Start of Dataset records
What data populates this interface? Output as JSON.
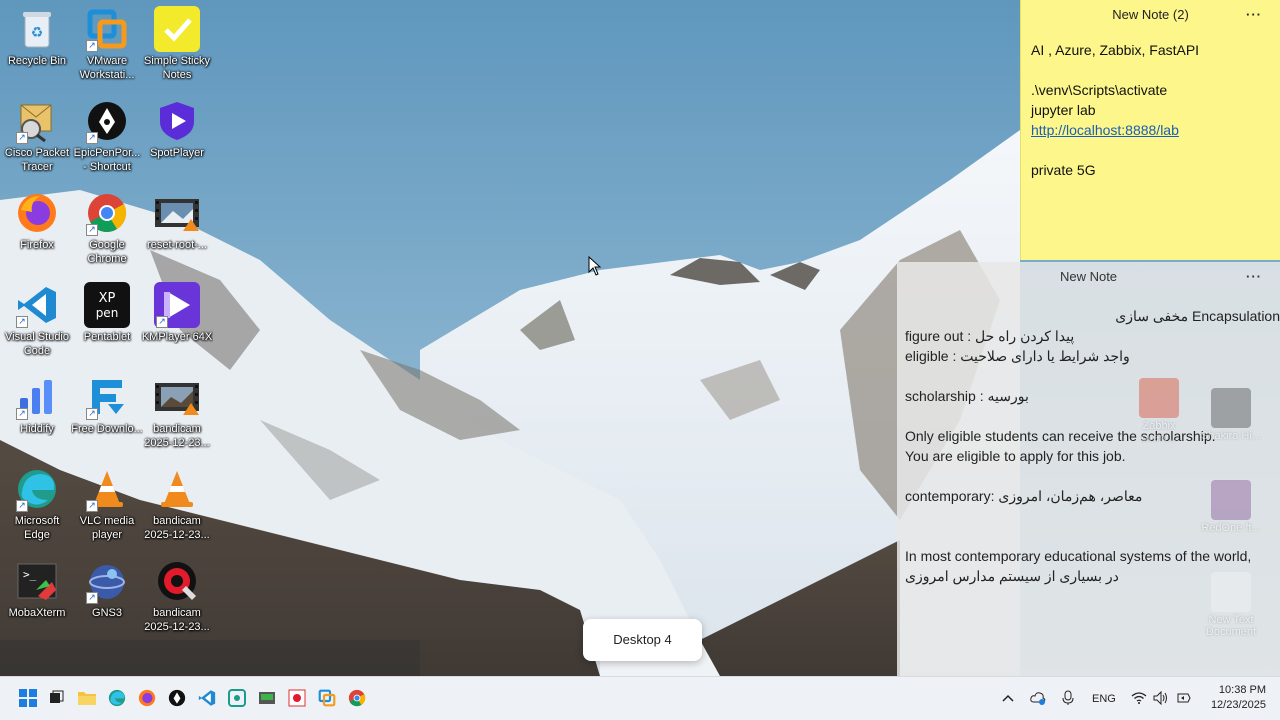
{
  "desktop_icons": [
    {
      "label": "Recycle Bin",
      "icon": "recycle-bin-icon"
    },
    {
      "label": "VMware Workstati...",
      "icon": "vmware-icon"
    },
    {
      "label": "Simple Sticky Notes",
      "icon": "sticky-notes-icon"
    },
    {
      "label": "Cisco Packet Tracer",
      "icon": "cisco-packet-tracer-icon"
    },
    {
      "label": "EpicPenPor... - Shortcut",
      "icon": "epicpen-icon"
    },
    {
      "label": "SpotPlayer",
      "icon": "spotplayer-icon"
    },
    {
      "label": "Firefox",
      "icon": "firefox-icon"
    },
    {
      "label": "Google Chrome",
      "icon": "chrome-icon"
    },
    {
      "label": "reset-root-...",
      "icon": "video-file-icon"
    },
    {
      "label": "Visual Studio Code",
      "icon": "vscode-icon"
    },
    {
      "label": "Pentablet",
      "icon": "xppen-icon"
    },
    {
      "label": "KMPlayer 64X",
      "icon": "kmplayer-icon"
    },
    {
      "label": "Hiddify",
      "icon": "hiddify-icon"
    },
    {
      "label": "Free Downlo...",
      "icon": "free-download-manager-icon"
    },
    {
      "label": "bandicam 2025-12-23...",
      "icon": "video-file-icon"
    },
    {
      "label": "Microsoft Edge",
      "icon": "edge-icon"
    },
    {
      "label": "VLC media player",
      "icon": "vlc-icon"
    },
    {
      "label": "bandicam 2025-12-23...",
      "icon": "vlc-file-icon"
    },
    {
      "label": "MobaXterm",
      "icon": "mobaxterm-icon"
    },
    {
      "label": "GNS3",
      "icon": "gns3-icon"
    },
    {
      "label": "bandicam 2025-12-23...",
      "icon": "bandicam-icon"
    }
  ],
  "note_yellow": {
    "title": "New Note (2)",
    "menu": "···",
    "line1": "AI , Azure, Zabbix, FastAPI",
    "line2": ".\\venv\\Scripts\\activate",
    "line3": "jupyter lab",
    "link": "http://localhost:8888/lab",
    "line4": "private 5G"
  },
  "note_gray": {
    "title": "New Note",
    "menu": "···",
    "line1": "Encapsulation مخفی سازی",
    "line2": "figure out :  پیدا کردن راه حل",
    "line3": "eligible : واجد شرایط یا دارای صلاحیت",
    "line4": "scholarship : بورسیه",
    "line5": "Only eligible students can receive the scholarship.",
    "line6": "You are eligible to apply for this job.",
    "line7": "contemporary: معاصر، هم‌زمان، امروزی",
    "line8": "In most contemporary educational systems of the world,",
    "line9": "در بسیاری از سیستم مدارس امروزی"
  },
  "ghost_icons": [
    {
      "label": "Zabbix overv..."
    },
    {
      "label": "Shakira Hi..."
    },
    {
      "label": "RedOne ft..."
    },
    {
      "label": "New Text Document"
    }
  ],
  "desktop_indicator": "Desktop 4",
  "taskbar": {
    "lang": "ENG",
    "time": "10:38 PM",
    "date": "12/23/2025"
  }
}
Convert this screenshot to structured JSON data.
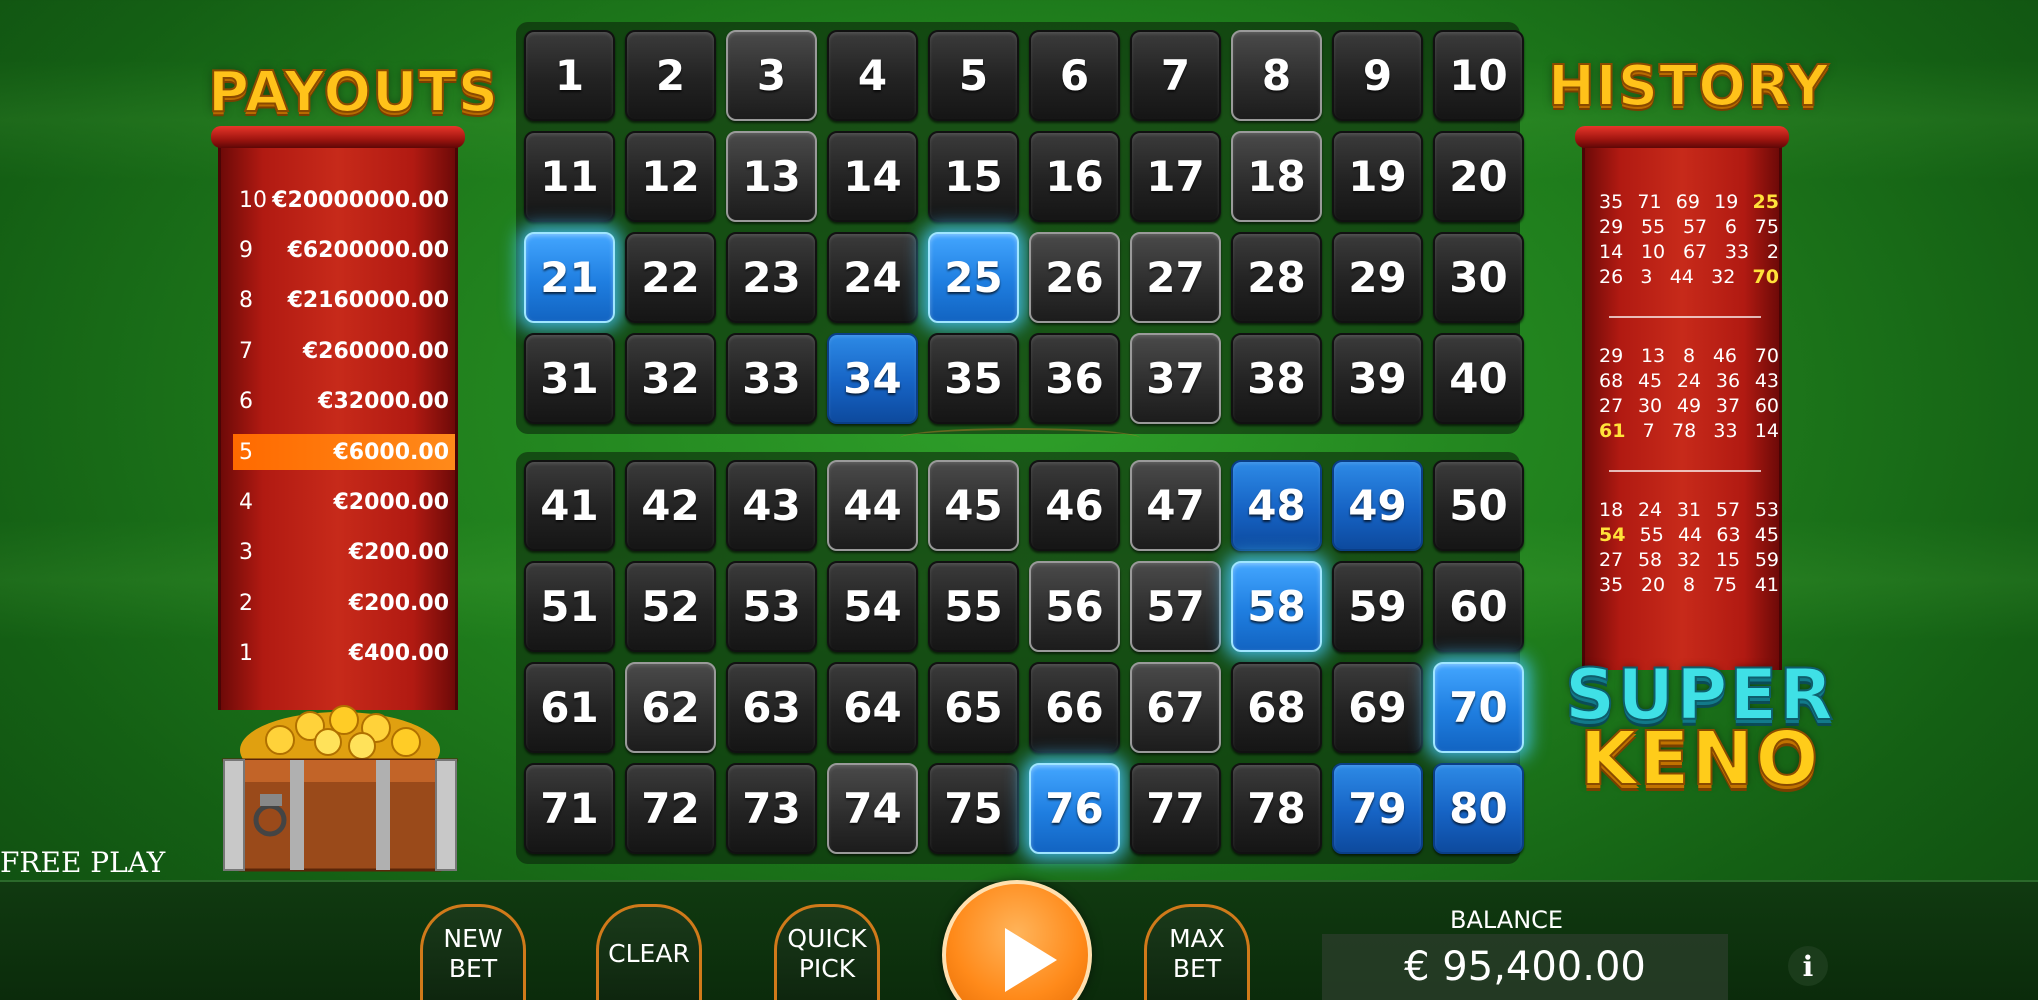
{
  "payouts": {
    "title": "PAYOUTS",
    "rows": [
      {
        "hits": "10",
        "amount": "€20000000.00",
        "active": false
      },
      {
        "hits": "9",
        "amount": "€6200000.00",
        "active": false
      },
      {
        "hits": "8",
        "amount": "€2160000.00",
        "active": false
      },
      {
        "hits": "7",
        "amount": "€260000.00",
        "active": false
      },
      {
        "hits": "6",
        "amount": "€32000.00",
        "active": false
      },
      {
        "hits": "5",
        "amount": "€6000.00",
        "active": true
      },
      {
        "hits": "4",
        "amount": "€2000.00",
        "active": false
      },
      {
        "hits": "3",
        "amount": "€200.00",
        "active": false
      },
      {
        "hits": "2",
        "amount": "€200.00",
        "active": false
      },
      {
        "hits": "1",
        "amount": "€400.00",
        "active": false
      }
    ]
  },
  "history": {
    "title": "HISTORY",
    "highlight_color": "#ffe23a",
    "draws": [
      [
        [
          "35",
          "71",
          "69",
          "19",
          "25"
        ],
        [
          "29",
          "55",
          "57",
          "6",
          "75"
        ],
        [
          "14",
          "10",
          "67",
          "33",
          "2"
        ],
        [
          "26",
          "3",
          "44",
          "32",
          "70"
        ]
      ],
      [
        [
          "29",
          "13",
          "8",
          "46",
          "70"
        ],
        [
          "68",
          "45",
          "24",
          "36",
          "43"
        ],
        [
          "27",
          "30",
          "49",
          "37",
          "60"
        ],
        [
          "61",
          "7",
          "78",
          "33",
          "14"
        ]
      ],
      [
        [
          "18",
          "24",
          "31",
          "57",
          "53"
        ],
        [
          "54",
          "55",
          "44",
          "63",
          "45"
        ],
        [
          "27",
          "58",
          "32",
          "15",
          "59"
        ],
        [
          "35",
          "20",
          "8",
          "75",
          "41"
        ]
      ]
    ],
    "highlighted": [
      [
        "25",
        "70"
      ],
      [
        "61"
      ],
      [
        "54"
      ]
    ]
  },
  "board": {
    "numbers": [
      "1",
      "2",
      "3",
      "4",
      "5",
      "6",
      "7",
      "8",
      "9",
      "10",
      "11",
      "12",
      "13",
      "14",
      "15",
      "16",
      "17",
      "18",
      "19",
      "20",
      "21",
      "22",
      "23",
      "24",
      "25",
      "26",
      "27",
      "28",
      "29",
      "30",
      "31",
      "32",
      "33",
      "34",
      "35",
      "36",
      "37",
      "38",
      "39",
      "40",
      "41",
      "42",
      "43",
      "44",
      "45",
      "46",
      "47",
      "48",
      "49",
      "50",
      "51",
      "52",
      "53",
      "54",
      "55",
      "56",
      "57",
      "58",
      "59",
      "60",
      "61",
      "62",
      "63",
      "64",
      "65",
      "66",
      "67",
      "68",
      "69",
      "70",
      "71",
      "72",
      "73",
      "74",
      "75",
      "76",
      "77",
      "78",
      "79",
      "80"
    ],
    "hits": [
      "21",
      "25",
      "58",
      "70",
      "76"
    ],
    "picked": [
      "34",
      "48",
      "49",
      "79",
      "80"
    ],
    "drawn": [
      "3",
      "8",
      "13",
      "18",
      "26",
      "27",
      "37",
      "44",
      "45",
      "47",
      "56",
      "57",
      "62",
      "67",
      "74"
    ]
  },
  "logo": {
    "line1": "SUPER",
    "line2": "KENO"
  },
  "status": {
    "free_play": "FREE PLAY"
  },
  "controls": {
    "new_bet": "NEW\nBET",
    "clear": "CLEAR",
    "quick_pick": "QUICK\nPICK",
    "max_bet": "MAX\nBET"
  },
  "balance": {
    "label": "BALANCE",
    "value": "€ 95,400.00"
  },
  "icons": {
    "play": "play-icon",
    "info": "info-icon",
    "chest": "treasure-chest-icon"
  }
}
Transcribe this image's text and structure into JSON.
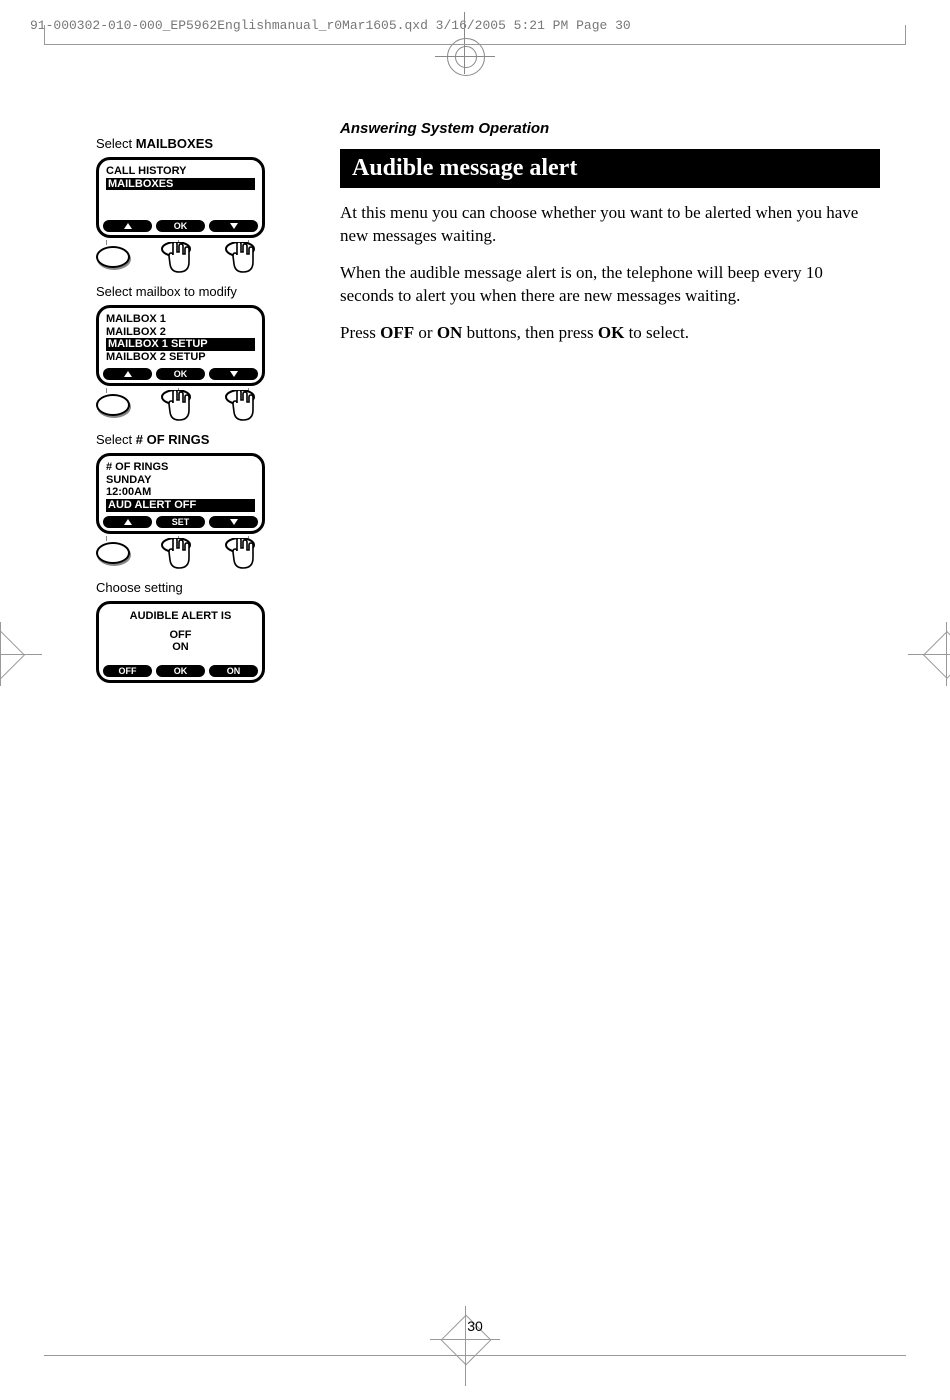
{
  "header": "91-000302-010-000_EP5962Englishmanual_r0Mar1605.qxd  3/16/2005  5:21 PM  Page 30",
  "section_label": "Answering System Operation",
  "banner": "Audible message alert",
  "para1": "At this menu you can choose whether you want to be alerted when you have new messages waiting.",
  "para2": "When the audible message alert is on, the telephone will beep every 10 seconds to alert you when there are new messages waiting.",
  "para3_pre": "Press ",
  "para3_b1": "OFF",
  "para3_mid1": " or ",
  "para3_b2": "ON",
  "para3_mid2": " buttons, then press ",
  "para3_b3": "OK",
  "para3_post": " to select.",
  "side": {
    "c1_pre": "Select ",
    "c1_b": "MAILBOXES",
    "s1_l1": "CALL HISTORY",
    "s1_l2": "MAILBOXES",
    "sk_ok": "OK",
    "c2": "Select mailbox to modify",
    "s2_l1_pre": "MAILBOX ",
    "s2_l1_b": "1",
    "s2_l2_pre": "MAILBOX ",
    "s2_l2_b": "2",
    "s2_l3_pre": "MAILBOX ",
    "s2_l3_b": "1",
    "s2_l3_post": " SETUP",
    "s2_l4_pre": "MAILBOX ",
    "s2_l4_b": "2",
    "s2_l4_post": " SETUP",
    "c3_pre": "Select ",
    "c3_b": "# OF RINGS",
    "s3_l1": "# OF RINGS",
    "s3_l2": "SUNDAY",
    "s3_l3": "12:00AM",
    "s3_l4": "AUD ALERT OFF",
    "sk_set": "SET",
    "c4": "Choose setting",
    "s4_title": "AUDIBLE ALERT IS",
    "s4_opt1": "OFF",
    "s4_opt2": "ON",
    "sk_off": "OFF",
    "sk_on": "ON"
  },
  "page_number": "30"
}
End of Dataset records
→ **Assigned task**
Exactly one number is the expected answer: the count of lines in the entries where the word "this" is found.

→ **Task output**
5